We support the council’s intention to introduce a Community Infrastructure Levy from 2015.  We are aware of the very wide ranging commitments the council has to infrastructure spending and the need for new revenue sources to bridge the on-going gap between aspirations and available funding.

Our primary concern is, of course, the city centre where the council has a variety of infrastructure commitments both above and below ground.  In this context the main concern of TARA members is, and has been, the state of our roads and public spaces.  Given the rare status of the entire city of Bath as a World Heritage Site and the presence in the city centre of almost all of the historic sites that contribute to that status and account for the city’s world wide reputation the current state of many of our streets and public spaces falls far below the level that ought to be expected and was achieved years ago by many peer cities both in this country and abroad.  Road surfaces are patchy, uneven and even potholed in some places, railings are missing or broken, pavements are often cracked and unstable and made up of a patchwork of inferior quality materials in poor condition combined with temporary tarmac infill.  While signage has certainly improved throughout the city centre the quality of seating and lighting is variable at best and the provision of public toilets shameful.

It was for these reasons that the Public Realm and Movement Strategy (PRMS) adopted by the council in 2010 was greeted with enthusiasm by our members and many others.  Here was an initiative prepared with exemplary care and professional expertise which held out the hope that Bath would, however belatedly, soon raise the standard of its public spaces to a level commonplace in peer cities throughout Europe, many of them with advantages and resources far below the level enjoyed by Bath.  True, we were puzzled by the apparent omission from the programme of Milsom Street, Bath’s premier shopping street currently in a quite shocking state, together with New Bond Street, Upper Borough Walls and York Street and the perplexing 20 year horizon for completion of the programme but we were encouraged by the prompt and effective start made on Stage 1, the High Street area and Northumberland Place.  Since then, however, progress seems to have slowed to a halt.  There seem to be no plans for commencing Stage 2 of the six stages included in the first five year programme culminating in 2015 and it is galling to find in Table 1 of the council’s infrastructure Funding Gap Evidence Paper, July 2014, that no funding source has been identified to cover the estimated £14m cost of the PRMS for the period to 2029.  It is our understanding that the aspirations of the much heralded and welcomed PRMS now go no further than acting as a template for public space improvements associated with projects funded from other sources such as Stall Street and Lower Borough Walls, Seven Dials and Saw Close.
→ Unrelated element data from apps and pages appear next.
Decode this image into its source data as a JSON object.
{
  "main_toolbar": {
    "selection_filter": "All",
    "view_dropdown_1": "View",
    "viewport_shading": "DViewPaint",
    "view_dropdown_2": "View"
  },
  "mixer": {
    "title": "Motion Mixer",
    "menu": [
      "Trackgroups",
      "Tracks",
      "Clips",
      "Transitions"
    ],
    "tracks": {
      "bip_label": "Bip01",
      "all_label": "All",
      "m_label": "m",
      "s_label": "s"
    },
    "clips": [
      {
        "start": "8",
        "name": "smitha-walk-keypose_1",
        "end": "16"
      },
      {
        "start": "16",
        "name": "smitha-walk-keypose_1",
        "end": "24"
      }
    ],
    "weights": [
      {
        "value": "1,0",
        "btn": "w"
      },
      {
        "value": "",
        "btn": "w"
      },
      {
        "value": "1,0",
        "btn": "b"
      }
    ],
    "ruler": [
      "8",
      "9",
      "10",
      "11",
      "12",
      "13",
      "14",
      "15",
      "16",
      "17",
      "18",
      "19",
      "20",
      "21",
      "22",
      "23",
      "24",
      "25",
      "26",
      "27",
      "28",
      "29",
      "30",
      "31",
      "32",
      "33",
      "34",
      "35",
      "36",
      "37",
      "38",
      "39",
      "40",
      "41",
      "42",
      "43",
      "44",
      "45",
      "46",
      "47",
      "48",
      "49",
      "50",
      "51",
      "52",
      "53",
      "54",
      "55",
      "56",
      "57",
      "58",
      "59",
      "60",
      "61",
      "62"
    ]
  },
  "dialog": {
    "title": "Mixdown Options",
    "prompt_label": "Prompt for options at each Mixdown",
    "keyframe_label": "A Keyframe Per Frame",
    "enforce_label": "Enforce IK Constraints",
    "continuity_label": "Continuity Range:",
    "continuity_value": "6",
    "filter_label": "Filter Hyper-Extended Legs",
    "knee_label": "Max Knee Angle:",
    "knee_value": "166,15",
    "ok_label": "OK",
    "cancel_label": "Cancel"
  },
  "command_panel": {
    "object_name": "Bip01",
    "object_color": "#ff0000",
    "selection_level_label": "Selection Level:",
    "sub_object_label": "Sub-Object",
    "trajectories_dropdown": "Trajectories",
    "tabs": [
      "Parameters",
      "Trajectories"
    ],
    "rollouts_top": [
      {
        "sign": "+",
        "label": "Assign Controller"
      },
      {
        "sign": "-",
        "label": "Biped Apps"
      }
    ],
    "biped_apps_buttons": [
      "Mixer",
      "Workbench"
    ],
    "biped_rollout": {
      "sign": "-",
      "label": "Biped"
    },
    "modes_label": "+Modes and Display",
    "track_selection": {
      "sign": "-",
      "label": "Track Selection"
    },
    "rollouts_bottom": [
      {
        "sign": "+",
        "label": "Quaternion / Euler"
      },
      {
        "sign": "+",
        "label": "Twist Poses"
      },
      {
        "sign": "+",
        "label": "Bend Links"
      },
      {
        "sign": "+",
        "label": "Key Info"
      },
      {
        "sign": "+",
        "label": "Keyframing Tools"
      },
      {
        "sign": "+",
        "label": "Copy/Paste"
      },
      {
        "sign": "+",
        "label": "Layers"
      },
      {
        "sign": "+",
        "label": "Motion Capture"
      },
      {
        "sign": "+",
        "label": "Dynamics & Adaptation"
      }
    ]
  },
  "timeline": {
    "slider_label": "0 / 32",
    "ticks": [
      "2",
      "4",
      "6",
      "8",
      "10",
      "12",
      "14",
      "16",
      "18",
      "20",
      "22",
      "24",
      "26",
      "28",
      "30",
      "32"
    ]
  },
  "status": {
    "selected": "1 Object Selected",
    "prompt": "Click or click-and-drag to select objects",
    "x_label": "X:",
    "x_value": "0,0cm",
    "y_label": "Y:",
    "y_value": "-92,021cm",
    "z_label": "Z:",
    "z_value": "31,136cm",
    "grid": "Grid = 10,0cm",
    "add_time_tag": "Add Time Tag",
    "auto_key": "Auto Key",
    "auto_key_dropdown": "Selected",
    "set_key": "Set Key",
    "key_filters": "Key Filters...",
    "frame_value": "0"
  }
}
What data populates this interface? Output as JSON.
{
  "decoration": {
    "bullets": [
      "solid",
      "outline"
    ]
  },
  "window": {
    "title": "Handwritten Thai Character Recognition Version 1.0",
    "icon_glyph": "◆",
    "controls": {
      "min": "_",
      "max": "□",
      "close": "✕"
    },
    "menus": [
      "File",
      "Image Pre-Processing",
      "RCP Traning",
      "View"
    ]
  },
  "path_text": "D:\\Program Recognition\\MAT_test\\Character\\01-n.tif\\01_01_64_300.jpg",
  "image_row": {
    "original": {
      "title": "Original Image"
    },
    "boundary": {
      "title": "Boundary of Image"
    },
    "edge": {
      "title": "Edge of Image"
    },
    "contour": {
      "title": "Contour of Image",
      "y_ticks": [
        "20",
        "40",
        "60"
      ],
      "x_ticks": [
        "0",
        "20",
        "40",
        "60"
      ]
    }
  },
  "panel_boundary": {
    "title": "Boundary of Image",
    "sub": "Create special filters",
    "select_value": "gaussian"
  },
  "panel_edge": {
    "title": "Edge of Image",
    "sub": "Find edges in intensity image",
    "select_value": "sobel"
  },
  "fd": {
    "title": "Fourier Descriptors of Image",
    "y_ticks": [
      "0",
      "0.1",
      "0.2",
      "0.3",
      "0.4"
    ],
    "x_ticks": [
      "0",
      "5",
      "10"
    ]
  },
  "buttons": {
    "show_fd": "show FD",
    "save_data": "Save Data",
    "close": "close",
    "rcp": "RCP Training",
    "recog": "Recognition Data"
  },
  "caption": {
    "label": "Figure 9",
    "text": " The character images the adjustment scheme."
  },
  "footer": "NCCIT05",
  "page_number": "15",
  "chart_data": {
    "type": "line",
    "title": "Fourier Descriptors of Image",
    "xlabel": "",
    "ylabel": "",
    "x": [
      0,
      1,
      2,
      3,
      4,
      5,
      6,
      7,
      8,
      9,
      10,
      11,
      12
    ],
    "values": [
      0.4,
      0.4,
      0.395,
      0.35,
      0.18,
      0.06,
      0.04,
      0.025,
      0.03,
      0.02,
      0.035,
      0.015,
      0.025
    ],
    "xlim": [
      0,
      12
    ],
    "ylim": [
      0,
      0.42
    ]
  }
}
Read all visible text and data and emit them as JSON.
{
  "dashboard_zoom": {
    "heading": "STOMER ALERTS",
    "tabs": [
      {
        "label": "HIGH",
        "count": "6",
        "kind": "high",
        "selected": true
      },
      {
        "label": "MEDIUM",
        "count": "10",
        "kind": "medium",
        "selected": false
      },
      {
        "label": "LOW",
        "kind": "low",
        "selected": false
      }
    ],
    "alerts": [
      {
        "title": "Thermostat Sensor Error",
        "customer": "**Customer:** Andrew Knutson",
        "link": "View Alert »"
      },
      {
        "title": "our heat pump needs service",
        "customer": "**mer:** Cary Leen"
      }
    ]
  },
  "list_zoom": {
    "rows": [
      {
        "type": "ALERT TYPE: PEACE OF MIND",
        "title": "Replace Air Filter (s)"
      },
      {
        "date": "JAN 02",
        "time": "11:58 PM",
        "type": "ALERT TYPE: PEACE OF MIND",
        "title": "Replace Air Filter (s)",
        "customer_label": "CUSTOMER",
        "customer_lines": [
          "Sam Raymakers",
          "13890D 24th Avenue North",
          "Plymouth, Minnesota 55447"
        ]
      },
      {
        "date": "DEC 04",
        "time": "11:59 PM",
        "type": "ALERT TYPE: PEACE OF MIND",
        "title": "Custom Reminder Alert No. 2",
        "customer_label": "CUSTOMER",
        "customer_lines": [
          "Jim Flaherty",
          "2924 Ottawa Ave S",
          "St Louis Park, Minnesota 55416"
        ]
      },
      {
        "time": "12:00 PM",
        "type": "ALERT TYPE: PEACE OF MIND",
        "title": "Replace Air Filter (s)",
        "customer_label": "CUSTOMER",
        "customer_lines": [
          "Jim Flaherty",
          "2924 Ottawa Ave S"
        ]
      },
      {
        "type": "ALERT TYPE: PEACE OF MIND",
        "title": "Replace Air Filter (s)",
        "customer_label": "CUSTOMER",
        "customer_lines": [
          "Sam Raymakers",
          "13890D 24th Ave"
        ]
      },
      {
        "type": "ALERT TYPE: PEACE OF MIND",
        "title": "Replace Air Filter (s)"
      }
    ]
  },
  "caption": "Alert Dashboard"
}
We recognise that there are extensive demands for infrastructure improvements throughout the District and that there are many claims on the limited resources available but we urge the council to recognise that only the highest standards are acceptable in the historic heart of the city which attracts increasing numbers of visitors from all over the world, that an effective process for achieving these standards exists in the council’s own Public Realm and Movement Strategy and that the programme urgently needs to be given a higher priority in infrastructure spending.